This time, Paris turned out to be more about seeing friends, attending exhibits, and just thinking, than it did about fashion and drawing.

Once I got back to the office in London, I checked out the major shows on the internet, and sketched the above looks from from the Christian Dior and Chanel videos on my knee, just like I would if I was actually there. After a few tries I managed to get some decent sketches, even though I found both shows to be extremely conservative.

It makes me think that perhaps my reasons for attending fashion weeks are no longer valid. I have now been to fashion weeks in every major fashion city, including menswear and couture. I’ve learned a lot that I didn’t know before, seen how the glamour sausage gets filled, and even got to see a few outstanding shows, but after over five years of this I’ve found attendance is delivering diminishing returns… the more I see, the less any single experience stands out.

While I try to justify my purpose for existing at a fashion week by producing the best work I can, it really doesn’t seem to matter.
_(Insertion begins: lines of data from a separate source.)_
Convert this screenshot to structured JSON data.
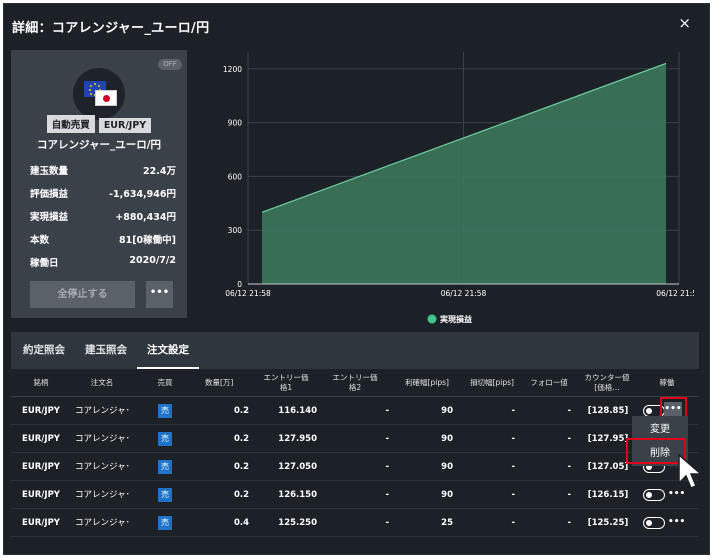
{
  "window": {
    "title": "詳細：コアレンジャー_ユーロ/円",
    "close": "×"
  },
  "summary": {
    "status_badge": "OFF",
    "icon": "eur-jpy-flags-icon",
    "tags": [
      "自動売買",
      "EUR/JPY"
    ],
    "name": "コアレンジャー_ユーロ/円",
    "stats": [
      {
        "label": "建玉数量",
        "value": "22.4万"
      },
      {
        "label": "評価損益",
        "value": "-1,634,946円"
      },
      {
        "label": "実現損益",
        "value": "+880,434円"
      },
      {
        "label": "本数",
        "value": "81[0稼働中]"
      },
      {
        "label": "稼働日",
        "value": "2020/7/2"
      }
    ],
    "stop_all_label": "全停止する",
    "more_label": "•••"
  },
  "chart_data": {
    "type": "area",
    "x": [
      "06/12 21:58",
      "06/12 21:59"
    ],
    "xtick_labels": [
      "06/12 21:58",
      "06/12 21:58",
      "06/12 21:59"
    ],
    "series": [
      {
        "name": "実現損益",
        "values": [
          400,
          1230
        ]
      }
    ],
    "yticks": [
      0,
      300,
      600,
      900,
      1200
    ],
    "ylim": [
      0,
      1260
    ],
    "grid": true,
    "legend_position": "bottom-center",
    "colors": {
      "fill": "#3d7a5f",
      "line": "#6fd0a0",
      "legend_dot": "#3ec58a"
    }
  },
  "tabs": [
    {
      "label": "約定照会",
      "active": false
    },
    {
      "label": "建玉照会",
      "active": false
    },
    {
      "label": "注文設定",
      "active": true
    }
  ],
  "table": {
    "columns": [
      "銘柄",
      "注文名",
      "売買",
      "数量[万]",
      "エントリー価格1",
      "エントリー価格2",
      "利確幅[pips]",
      "損切幅[pips]",
      "フォロー値",
      "カウンター値 [価格…",
      "稼働"
    ],
    "rows": [
      {
        "pair": "EUR/JPY",
        "name": "コアレンジャ･",
        "side": "売",
        "qty": "0.2",
        "entry1": "116.140",
        "entry2": "-",
        "take_profit": "90",
        "stop_loss": "-",
        "follow": "-",
        "counter": "[128.85]"
      },
      {
        "pair": "EUR/JPY",
        "name": "コアレンジャ･",
        "side": "売",
        "qty": "0.2",
        "entry1": "127.950",
        "entry2": "-",
        "take_profit": "90",
        "stop_loss": "-",
        "follow": "-",
        "counter": "[127.95]"
      },
      {
        "pair": "EUR/JPY",
        "name": "コアレンジャ･",
        "side": "売",
        "qty": "0.2",
        "entry1": "127.050",
        "entry2": "-",
        "take_profit": "90",
        "stop_loss": "-",
        "follow": "-",
        "counter": "[127.05]"
      },
      {
        "pair": "EUR/JPY",
        "name": "コアレンジャ･",
        "side": "売",
        "qty": "0.2",
        "entry1": "126.150",
        "entry2": "-",
        "take_profit": "90",
        "stop_loss": "-",
        "follow": "-",
        "counter": "[126.15]"
      },
      {
        "pair": "EUR/JPY",
        "name": "コアレンジャ･",
        "side": "売",
        "qty": "0.4",
        "entry1": "125.250",
        "entry2": "-",
        "take_profit": "25",
        "stop_loss": "-",
        "follow": "-",
        "counter": "[125.25]"
      }
    ],
    "row_more_label": "•••"
  },
  "context_menu": {
    "items": [
      "変更",
      "削除"
    ]
  },
  "colors": {
    "background": "#1c2127",
    "panel": "#3a4148",
    "accent_blue": "#1e72c8",
    "highlight_red": "#e0001a"
  }
}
Fashion shows are about fame and attention – they are for celebrities and pretty young things. Fashion shows are only incidentally about art, creativity, or even fashion. So it follows that very few people are interested in sketches executed at fashion shows.

click click – 01-07-12

Welcome to click click, the sporadic review of what I find worth clicking on the internet.

These striking photos record how student demonstrators in Montreal are wearing the red square as a symbol of the right to gather in protest, and access to to higher education. See more and learn more at Worn Journal.

Karma for karma’s sake…

  • The Make Escape – a cute monthly craft social in Hackney that I’ve participated in a couple of times. Great way to meet new people and get your hands working on something other than a keyboard.
  • vivart dream – “I’m an aspiring designer, author, actress, singer, and artist. In other words…Super Girl!”
  • Awkward Stage“amazing people are working on wonderful empires right in our own back yard”